This is another complex and convoluted thriller from a highly successful author but the only thing that truly makes it stand out in my mind, is it's setting just outside Chernobyl. Like many others, I know some of the salient facts behind The Chernobyl Disaster but was unaware of the deeper issues until I read this book. Not only does it provide a little background but also the novel reveals some of the longer, lasting consequences of Russia's failed nucleur reactor and what life is like for those people assigned to research what was left behind in the disaster's wake. Secrets and lies are once more prevalent and there is a familiar sense of Arkady Renko being persona non grata and unfortunately, this only served to leave me with a feeling of de ja vu. That is not to say that this is a bad book, because it is not, only that there is very little here that left me feeling inspired!

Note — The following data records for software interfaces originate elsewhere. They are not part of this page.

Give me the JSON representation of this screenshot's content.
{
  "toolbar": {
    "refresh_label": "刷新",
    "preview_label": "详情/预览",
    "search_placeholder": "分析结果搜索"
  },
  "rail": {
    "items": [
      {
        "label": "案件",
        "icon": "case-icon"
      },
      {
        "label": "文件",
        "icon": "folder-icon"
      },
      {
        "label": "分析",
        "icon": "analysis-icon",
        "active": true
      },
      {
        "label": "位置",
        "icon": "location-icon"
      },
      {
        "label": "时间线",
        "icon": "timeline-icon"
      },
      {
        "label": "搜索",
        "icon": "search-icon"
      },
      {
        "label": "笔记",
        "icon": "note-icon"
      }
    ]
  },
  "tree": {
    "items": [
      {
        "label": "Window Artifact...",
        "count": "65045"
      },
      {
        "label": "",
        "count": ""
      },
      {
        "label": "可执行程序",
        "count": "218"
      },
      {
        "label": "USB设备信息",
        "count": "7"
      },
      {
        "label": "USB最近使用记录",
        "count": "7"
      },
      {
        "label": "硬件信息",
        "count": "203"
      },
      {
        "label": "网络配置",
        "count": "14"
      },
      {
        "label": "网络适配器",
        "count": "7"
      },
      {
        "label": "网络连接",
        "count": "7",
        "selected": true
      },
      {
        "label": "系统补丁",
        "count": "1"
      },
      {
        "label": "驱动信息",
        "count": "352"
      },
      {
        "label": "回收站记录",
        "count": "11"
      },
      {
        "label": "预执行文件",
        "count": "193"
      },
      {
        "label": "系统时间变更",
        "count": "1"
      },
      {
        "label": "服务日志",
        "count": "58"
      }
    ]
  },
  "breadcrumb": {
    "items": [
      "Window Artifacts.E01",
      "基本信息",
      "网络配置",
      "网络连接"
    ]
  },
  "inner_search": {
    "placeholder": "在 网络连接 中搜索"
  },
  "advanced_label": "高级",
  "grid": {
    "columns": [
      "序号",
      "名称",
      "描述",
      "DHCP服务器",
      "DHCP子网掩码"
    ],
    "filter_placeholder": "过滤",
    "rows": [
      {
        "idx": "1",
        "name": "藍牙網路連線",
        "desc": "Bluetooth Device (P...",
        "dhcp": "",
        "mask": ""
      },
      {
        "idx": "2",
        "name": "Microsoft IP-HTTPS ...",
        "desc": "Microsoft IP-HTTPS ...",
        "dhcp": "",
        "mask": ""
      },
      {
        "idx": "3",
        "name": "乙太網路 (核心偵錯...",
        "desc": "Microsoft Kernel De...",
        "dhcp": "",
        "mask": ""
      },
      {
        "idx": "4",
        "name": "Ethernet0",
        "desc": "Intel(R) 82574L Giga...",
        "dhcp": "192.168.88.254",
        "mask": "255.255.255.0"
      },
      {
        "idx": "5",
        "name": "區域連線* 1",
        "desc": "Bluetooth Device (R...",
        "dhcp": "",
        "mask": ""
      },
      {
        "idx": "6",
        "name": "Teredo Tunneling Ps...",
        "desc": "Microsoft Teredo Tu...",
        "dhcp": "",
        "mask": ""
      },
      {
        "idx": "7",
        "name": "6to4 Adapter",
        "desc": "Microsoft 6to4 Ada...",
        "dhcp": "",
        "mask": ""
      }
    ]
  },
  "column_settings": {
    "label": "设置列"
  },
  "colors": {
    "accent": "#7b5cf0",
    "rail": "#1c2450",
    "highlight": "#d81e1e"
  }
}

I am not a big fan of Martin Cruz Smith's writing style either and some of the dialogue in this novel often feels a bit stilted and forced. This is a trait that Cruz seems unable to remedy and, though the concept is clever, this really is a book that shares occassional moments of clumsiness with the reader. I got the feeling that Smith returned to the woprld of Renko simply because he wanted to cash in on a popular character and could re-hash old ideas in a new vision of an old world! Certainly the use of Chernobyl and it's surrounding towns is original and inspired, and to the best of my knowledge has not been done before, but there really isn't much more than that going for this thriller that ended on a climax that left me slightly dissappointed!
If you see it cheap on Amazon or Ebay and enjoyed any of the other books, you should probably give it a go. Don't however be expecting too much here as this is otherwise a very decidely average thriller with no satisfying conclusion!
The latest of Smith's thrillers about honest Russian cop Arkady Renko, Wolves Eat Dogs has a memorably spooky opening as Renko prowls the apartment of one of the men who has done well out of privatization and neo-capitalism and has suddenly jumped out of a tenth floor window. The dead man's cupboard is full of salt and he was clutching a salt-shaker when he died--no-one wants to investigate madness, but Renko suspects that there is more to it than that. When the dead man's partner turns up with his throat cut in a cemetery in the Ukraine, his bosses get him out of their hair by sending him to investigate--in the overgrown deserted towns and returning woodlands around the radioactive ruins of the Chernobyl power plant. A place full of deadly legacies and ruined hopes is just the sort of place where Renko feels at home, and where secrets are as common as giant mutant catfish. The mystery is less impressive here than the atmosphere--Smith gives the attentive reader more clues than merely playing fair demands--but with atmosphere so intense that hardly matters.